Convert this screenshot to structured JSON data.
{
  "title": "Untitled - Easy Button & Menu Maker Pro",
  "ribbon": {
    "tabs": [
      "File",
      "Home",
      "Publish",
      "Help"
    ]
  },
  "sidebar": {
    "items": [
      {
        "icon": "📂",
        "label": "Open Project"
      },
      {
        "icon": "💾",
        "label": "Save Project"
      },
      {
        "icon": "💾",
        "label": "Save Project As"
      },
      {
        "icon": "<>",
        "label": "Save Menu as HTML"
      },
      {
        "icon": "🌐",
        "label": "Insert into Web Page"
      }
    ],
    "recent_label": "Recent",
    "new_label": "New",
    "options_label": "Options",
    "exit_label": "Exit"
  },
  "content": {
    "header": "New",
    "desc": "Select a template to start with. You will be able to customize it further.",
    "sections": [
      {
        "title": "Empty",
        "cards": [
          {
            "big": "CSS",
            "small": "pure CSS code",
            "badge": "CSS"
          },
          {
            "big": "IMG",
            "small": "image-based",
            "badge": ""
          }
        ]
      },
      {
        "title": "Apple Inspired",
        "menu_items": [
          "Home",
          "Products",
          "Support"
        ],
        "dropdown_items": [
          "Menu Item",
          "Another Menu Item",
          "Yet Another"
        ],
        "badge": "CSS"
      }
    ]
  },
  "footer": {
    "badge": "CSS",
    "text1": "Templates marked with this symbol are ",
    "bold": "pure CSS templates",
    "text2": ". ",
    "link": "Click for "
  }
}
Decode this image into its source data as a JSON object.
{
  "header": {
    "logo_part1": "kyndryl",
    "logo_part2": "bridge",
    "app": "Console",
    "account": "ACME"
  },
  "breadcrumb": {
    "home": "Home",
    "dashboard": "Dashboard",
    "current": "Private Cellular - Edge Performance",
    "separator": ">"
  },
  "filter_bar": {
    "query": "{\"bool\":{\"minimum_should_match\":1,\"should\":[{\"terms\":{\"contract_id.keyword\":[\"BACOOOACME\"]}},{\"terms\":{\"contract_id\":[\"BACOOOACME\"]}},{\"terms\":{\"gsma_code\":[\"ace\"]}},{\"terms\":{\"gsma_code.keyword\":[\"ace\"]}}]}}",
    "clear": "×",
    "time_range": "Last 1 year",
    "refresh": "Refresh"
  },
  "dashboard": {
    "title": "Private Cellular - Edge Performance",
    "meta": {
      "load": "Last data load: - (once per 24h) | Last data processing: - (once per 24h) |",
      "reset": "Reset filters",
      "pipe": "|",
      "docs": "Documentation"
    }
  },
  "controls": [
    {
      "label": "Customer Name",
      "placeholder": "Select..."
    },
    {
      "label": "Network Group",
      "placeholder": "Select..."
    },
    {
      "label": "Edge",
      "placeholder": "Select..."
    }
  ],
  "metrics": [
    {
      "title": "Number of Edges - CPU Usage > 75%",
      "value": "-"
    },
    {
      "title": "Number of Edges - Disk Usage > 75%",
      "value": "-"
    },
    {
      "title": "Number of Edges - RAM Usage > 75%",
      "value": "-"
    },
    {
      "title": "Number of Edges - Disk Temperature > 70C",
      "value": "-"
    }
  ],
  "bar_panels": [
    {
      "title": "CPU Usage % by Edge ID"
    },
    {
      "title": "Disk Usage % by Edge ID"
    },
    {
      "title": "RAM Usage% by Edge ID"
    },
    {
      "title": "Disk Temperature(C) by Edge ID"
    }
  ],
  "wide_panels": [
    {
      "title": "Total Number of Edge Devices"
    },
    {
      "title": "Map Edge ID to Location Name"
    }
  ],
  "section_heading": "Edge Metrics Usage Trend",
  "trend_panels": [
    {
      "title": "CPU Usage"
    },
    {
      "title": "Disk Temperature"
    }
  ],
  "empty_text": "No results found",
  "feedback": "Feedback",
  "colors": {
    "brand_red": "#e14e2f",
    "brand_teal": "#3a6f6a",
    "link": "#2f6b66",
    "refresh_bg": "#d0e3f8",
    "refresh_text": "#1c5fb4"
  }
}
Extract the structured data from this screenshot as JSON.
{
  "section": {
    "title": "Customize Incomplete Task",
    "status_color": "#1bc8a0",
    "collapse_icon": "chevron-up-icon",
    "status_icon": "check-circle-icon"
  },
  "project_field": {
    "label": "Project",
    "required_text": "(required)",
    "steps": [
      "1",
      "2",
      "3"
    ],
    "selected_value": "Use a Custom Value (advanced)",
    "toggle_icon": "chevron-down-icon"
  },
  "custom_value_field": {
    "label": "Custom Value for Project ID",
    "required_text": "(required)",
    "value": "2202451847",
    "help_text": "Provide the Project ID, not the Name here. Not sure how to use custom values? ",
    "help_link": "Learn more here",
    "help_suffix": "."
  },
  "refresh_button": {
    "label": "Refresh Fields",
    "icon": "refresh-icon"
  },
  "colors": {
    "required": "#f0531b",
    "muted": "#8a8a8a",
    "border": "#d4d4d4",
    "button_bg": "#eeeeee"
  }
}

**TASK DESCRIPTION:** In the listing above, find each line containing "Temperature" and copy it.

**TASK OUTPUT:**
      "title": "Number of Edges - Disk Temperature > 70C",
      "title": "Disk Temperature(C) by Edge ID"
      "title": "Disk Temperature"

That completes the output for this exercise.